══ Records supplied
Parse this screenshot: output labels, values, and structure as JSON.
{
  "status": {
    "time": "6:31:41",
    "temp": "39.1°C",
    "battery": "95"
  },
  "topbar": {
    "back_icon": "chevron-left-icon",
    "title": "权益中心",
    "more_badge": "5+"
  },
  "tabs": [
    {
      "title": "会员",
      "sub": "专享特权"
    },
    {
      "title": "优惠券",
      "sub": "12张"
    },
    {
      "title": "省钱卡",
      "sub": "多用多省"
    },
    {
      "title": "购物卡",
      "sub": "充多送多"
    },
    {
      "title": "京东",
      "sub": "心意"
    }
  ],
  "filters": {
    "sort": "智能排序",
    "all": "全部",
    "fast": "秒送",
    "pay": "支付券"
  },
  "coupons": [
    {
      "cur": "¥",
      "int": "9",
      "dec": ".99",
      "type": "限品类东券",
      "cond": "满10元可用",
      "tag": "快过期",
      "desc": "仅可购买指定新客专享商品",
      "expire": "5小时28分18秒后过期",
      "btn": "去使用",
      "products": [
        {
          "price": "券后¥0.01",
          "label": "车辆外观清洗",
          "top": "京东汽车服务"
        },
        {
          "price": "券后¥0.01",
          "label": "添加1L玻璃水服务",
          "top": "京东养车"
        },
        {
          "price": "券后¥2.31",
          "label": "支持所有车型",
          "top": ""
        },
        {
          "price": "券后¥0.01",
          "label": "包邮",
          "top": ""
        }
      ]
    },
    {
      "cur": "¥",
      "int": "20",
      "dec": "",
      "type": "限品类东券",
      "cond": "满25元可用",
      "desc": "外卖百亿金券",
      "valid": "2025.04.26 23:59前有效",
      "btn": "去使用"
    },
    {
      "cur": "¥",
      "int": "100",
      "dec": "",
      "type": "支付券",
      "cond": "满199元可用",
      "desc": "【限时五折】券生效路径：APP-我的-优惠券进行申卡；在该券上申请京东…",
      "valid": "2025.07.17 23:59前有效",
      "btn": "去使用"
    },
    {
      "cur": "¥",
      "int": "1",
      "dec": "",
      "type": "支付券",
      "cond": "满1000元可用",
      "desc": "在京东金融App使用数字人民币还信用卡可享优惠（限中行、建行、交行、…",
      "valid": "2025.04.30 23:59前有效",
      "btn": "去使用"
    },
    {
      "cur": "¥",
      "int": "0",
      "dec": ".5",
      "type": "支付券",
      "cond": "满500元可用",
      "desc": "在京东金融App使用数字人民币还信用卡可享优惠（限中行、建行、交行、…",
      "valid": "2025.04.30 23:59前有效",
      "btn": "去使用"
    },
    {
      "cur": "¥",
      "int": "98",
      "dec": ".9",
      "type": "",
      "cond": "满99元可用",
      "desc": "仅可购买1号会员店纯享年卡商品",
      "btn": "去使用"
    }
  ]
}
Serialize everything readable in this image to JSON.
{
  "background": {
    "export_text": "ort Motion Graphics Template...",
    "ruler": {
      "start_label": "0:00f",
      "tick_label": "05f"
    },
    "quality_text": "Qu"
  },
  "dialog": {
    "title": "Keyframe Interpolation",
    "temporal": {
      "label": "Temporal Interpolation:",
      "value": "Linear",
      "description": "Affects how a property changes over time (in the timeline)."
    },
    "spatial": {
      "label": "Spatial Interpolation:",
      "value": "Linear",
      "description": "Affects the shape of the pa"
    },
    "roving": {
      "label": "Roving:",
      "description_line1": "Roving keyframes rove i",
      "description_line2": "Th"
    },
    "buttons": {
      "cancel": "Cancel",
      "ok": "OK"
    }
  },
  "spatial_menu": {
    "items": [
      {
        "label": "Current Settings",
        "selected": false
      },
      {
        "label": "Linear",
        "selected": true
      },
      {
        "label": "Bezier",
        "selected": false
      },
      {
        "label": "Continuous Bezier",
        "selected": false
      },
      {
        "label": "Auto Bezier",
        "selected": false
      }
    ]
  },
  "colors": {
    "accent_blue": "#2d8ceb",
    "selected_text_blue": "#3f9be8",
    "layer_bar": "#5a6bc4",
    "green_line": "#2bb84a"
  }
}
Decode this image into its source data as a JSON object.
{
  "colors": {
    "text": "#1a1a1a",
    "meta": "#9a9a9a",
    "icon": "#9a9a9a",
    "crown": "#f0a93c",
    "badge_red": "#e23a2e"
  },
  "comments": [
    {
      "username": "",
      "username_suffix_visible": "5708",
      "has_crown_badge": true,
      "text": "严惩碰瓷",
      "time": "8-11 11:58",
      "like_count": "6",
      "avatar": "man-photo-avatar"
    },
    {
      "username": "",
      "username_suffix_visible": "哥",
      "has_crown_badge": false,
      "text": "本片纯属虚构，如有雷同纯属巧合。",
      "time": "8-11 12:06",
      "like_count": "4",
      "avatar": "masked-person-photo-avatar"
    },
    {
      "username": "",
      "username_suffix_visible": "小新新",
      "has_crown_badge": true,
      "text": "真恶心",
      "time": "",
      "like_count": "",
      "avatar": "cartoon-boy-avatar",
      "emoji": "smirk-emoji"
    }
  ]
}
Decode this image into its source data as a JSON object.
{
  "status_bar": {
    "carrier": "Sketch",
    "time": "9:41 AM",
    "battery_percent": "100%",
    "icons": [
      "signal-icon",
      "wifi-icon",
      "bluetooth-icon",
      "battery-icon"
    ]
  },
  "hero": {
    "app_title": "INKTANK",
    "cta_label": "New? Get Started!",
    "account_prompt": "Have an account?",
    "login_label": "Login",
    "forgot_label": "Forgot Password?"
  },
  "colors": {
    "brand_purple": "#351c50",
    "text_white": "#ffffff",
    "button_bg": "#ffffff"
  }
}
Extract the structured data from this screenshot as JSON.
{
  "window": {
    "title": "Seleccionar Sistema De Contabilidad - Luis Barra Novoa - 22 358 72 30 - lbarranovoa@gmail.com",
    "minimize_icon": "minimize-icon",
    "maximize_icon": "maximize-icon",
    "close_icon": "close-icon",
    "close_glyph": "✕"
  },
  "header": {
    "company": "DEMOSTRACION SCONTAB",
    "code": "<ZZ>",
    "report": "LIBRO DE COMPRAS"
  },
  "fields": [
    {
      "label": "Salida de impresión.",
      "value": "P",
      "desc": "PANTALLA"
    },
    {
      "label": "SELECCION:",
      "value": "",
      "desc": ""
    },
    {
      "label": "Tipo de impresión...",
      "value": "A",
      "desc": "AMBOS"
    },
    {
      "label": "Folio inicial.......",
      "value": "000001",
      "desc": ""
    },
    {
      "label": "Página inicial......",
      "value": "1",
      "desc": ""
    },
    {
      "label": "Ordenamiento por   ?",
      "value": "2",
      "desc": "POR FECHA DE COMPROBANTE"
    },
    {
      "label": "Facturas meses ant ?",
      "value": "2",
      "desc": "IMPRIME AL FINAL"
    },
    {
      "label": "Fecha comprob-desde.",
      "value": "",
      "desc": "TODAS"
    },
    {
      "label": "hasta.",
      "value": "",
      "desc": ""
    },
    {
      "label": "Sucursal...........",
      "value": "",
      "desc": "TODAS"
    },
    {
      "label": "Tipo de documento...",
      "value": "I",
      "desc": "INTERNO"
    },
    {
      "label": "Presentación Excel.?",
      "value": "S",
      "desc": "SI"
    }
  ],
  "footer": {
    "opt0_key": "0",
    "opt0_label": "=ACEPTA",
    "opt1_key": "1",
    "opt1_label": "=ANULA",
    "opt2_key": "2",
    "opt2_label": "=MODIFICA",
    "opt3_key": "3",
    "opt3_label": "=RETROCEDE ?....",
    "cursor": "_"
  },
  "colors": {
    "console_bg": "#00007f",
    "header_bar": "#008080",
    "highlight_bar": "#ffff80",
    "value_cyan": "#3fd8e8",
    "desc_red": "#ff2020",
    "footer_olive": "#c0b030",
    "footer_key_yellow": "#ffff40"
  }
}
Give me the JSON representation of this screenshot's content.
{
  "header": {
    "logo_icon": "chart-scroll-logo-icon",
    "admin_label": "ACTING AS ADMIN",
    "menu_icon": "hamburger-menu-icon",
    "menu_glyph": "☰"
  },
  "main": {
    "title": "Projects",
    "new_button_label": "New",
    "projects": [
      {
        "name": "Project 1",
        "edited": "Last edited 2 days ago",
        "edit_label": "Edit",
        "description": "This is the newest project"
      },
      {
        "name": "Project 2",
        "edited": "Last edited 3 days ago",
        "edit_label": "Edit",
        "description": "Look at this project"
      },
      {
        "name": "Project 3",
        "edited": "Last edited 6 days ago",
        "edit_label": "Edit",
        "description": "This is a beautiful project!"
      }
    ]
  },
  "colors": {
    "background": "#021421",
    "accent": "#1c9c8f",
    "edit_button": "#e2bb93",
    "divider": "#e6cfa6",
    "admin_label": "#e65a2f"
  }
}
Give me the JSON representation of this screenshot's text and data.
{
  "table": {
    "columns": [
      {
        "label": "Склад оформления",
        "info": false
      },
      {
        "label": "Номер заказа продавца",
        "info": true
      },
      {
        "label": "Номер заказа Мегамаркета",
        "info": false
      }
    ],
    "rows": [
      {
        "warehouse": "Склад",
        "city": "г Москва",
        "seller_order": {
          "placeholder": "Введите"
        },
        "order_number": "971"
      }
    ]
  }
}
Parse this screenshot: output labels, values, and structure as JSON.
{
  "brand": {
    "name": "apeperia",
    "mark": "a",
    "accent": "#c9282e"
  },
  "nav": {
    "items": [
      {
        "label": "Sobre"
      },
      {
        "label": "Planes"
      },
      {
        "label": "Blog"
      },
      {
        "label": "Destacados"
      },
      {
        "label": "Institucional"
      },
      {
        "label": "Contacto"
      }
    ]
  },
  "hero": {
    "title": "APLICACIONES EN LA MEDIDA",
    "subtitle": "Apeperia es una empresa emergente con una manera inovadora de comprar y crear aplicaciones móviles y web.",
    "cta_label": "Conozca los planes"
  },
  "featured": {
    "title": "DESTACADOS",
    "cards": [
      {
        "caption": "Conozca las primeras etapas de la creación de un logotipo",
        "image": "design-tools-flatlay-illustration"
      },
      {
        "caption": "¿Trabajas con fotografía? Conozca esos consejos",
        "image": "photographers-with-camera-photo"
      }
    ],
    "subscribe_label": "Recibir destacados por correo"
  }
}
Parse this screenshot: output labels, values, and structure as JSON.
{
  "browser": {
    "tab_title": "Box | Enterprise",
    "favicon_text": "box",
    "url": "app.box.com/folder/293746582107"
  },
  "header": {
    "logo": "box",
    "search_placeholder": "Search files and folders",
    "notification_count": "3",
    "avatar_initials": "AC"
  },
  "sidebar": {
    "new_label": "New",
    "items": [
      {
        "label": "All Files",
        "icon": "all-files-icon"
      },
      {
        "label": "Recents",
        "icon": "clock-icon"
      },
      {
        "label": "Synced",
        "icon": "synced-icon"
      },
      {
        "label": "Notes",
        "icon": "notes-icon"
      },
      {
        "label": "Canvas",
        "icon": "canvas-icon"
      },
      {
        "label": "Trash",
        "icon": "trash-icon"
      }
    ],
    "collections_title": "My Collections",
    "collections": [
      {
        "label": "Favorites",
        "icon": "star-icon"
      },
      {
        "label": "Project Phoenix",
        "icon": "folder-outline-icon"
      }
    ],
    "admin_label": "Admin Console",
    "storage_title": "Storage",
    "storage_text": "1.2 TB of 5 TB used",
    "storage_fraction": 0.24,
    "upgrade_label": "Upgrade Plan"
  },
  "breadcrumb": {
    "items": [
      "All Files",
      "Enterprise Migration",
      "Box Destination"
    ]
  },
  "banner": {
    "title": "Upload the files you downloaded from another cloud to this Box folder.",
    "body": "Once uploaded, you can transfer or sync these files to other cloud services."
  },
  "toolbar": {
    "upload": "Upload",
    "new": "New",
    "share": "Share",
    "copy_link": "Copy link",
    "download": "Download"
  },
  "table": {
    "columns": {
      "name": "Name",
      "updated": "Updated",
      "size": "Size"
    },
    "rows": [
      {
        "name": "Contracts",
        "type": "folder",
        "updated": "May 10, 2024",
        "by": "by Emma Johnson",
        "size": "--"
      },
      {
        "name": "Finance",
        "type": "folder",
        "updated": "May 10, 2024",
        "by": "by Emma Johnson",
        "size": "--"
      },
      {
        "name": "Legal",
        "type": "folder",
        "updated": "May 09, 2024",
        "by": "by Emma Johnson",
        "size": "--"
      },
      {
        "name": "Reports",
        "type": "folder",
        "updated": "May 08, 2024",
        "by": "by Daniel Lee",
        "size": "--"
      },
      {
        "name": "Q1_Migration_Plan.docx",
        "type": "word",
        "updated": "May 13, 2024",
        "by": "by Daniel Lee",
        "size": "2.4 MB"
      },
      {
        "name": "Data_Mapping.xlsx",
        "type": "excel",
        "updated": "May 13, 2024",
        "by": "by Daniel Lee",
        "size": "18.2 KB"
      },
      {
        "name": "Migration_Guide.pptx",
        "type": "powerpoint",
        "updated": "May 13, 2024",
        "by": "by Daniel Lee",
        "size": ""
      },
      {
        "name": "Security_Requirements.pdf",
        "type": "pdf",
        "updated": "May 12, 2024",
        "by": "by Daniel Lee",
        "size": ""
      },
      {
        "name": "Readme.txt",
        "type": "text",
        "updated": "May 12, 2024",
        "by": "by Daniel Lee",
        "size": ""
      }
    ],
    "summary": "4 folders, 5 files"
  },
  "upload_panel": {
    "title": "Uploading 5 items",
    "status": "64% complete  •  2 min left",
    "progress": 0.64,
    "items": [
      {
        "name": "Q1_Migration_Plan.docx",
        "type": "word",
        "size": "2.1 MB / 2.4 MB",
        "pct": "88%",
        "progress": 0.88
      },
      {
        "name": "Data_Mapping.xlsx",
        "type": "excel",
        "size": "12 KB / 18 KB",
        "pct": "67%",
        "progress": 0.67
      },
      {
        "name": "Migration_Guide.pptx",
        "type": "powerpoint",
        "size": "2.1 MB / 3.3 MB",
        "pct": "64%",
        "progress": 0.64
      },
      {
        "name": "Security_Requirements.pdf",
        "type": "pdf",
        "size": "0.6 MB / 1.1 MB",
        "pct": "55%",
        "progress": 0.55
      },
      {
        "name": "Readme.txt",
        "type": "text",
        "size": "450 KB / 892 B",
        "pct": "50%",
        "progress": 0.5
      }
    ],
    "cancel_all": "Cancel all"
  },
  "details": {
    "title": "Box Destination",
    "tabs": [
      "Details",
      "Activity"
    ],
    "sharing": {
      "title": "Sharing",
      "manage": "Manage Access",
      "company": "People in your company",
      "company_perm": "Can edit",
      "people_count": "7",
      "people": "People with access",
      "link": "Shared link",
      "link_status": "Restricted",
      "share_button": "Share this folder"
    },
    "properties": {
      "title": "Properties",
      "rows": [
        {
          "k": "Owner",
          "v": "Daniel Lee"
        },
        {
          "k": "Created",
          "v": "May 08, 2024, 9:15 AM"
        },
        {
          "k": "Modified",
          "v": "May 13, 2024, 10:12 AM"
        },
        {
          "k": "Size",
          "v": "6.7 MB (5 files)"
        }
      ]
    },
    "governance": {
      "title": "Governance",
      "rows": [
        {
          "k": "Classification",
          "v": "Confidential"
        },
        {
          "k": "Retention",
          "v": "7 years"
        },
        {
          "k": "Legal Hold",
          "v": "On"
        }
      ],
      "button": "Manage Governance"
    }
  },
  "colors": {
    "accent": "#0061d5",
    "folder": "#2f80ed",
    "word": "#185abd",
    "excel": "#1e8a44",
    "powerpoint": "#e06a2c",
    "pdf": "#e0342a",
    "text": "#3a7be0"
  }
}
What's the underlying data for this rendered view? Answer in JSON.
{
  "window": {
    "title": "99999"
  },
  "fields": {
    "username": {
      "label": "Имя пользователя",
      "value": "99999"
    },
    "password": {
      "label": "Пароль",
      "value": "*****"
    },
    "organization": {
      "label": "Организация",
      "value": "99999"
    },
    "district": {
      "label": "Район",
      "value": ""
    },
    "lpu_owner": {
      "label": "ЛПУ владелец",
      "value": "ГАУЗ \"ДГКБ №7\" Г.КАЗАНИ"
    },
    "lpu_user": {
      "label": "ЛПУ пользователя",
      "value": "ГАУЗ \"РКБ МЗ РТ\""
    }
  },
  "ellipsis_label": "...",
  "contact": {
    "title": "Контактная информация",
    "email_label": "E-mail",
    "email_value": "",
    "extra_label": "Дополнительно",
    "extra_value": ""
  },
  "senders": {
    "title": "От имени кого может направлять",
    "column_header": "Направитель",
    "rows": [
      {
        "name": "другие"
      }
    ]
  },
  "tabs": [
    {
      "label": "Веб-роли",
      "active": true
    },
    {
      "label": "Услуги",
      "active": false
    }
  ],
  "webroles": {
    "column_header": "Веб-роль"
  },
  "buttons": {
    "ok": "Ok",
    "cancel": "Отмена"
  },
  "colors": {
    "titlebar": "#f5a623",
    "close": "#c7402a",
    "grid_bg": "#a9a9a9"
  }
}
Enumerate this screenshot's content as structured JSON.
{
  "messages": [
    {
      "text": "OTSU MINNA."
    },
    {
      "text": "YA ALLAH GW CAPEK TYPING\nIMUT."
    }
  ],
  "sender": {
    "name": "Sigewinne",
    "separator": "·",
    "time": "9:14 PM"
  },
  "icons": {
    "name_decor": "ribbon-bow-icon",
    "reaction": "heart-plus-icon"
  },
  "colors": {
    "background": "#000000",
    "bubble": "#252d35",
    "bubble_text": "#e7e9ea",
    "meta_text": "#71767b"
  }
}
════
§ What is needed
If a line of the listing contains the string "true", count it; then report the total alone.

§ Task solution
5